Mostly, people think only of the money that can be made by investing in corporate stock. The fact that shareholders are owners of these companies, and as such have power to effect change, tends to be overlooked. We need every tool at our disposal. Owning even fractional shares in companies like Exxon Mobil makes it possible to have a say. Directors will always resist change, saying that their first duty is to make money for shareholders; when shareholders are the ones asking for change, they are replying that profit isn’t everything.

I now have a tiny sliver of several companies with problematic histories in my portfolio, including Exxon Mobil, Volkswagen, and Microsoft. Whether those modest investments make or lose money does not matter to me as much as the power to have a say. The dollars I spent are a component in larger spells to change the world. By my will, let it be done.

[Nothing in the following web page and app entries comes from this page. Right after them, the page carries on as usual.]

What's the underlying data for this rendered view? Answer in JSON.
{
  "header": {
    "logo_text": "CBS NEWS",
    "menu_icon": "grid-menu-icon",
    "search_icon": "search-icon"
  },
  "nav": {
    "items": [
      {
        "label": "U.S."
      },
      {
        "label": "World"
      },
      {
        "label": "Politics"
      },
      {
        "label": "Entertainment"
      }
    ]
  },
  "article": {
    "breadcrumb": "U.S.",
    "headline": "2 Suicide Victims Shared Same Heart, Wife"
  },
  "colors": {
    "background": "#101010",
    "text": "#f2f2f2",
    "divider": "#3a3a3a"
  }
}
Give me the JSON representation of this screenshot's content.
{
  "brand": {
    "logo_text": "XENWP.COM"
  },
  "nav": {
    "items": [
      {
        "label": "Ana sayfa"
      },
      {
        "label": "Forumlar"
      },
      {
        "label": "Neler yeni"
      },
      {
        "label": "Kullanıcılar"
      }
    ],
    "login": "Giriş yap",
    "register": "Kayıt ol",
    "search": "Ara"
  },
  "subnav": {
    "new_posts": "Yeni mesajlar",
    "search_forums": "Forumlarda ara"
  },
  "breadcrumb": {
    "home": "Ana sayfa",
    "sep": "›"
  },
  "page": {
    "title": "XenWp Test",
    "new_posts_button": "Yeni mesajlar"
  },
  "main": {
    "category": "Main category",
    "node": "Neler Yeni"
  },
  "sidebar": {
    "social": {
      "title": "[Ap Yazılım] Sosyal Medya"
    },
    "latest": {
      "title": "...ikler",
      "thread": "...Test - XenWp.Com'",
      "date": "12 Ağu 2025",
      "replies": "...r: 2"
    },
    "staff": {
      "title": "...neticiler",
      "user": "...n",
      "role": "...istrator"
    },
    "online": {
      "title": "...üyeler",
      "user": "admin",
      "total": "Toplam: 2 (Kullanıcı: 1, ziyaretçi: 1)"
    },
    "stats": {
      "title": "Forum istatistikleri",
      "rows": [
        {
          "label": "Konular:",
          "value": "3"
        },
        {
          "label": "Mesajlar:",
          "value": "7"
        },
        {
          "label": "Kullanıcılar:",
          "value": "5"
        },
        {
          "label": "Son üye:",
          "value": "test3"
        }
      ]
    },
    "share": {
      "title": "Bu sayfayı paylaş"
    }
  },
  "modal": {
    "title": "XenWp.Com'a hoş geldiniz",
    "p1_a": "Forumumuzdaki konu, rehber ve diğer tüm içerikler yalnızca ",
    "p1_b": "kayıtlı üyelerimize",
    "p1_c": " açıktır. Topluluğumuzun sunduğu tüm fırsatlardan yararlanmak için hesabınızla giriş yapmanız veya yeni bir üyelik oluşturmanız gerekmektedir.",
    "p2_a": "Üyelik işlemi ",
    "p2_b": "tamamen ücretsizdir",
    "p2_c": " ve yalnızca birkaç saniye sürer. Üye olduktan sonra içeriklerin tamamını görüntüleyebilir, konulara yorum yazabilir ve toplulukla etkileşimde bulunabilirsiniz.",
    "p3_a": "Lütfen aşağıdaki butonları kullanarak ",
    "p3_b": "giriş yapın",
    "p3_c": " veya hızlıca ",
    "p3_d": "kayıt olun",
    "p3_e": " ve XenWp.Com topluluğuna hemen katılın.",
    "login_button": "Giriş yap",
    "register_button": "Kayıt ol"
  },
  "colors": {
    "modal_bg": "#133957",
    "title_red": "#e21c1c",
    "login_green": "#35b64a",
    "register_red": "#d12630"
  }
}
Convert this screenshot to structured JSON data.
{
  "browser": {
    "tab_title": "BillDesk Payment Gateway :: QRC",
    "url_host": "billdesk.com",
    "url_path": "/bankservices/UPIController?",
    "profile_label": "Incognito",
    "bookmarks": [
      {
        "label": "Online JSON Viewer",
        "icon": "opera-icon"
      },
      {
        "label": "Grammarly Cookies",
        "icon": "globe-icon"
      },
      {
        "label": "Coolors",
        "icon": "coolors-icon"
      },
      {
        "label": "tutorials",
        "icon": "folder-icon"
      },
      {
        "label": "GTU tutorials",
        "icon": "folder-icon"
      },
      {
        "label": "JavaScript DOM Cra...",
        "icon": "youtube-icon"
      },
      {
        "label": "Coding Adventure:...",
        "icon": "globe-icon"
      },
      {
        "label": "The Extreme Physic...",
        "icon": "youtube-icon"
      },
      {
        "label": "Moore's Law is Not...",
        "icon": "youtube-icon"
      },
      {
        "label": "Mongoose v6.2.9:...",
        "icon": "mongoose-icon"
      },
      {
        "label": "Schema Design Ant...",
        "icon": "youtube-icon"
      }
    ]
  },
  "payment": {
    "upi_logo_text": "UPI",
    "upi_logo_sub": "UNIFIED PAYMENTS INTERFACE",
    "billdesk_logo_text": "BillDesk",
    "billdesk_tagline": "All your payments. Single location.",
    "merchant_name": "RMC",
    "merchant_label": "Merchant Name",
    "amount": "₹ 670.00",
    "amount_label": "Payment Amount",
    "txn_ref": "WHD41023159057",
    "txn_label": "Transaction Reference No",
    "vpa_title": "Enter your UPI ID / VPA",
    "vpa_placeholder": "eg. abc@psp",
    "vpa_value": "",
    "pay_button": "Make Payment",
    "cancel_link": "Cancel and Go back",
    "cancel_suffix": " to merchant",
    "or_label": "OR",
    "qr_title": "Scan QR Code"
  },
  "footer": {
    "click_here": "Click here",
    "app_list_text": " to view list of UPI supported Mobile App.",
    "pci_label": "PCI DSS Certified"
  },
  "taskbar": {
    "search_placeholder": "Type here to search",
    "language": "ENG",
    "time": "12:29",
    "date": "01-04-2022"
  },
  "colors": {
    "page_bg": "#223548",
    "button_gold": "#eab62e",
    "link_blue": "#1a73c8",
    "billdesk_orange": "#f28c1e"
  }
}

Offerings at a depression shrine

Each morning, I make offerings to my gods, and most days I follow these with offerings to my ancestors. After that, there is often [[Deipnon for depression|another shrine]] I approach. It is tucked away out of sight, nurtured in darkness. It is where I make offerings to the spirit of depression.

Giving something to a spirit that seems to suck the soul out might feel a bit off, but offerings of appeasement are part of the rich traditions of polytheism and animism. This is not an offering that’s intended to intimidate or scare the spirit. Rather, the message is more like, “You may have good intentions, but I suffer from your presence. How about you hang out in this place, and I’ll pay attention to you here, instead of inside of me?”

I cannot say if depression is a spirit that comes from within—making it a lost part of myself—or a visitor that settles in because I have such a nice place here. I am clear from my experience and study that depression does live within the body. My shrine is intended to be a nicer place for it to live.

Tending to my depression shrine is not necessarily a daily practice, but it is a self-correcting one. This spirit is not going to stay outside of my body if I ignore its new home. If the shrine becomes disused, disorganized, or downright discombobulated, then chances are depression has moved back in. Likewise, if I recognize symptoms of depression in myself, I will know without looking that the shrine fell off my radar. Tending the shrine makes me more mindful of how connected I am to myself, and to my community. It’s a reminder to take care of my health, and my relationships.

The shrine is an external signal about an internal condition that affects my body, my mind, and my spirit. Tending the shrine does not eliminate depression from my life, but it does allow me to use my external senses to help monitor it. It’s located underneath my ancestor shrine, because they desired to cover this spirit. Having it out of sight mirrors how depression can dwell undetected within my body. I am not sure if that’s a bug, or a feature. If others adopt this practice, together we may find out.

Later this month, at WitchsFestUSA, I will be giving a workshop that includes creating the totem that is central to a depression shrine. I am thrilled for the opportunity.